The study, led by M. Catherine Lee, a clinical lecturer at the University of Michigan Comprehensive Cancer Center's department of surgery, is the largest to indicate a biological factor as the cause of black women's increased mortality from the disease, according to the Newark Star-Ledger. Previous research has attributed fewer mammograms and less aggressive treatment to the racial disparity (Stewart, Newark Star-Ledger, 9/6). Black women are less likely than white women to develop breast cancer but are more likely to die from the disease.
For the study, Lee and colleagues analyzed data on more than 170,000 breast cancer diagnoses from 1998 that were included in the American College of Surgeons' National Cancer Data Base. Ten percent of the cases were among black women.
Researchers focused on 95,500 women whose cancers were invasive rather than confined to a milk duct. They found that roughly 39% of such tumors in black women were estrogen receptor-negative, or ER-negative, compared with 22% of tumors in white women.

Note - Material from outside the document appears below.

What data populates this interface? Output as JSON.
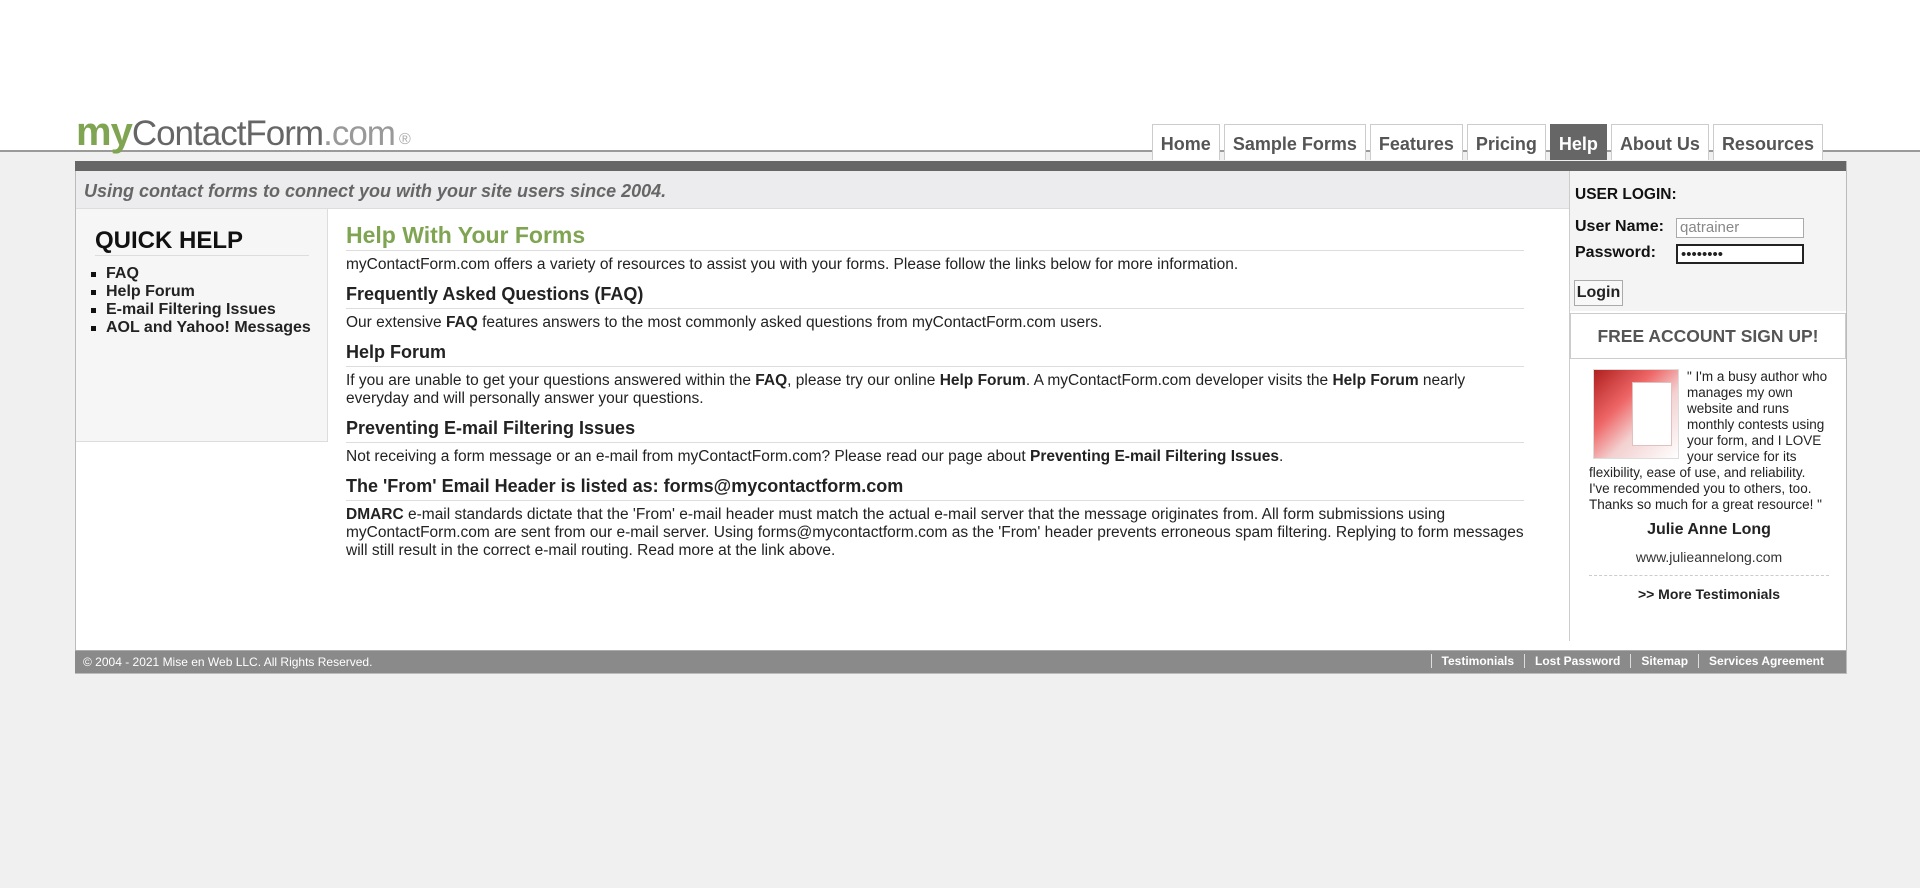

ER-negative tumors are resistant to common hormone-based therapies like tamoxifen and are more difficult to treat, according to the AP/Times (AP/Los Angeles Times, 9/5). The high prevalence of ER-negative tumors among black women was consistent regardless of the age or stage at which they were diagnosed, the study found (Newark Star-Ledger, 9/6).
The study also found that black women were diagnosed at an average age of 57, compared with 62 for white women. Black women's tumors also were more advanced than white women's, with 29% of black women having stage 1 tumors that had not yet spread, compared with 42% of white women.
Lee said, "Differences in tumor biology have a significant impact on survival," adding, "The fact that breast cancers in black women are more aggressive biologically suggests that we need to focus more of our research energy on developing better treatments targeting ER-negative tumors." She said the "findings also point to a need for improved cancer education and screening in black women, particularly those in younger age groups".
Source: Kaiser Family Foundation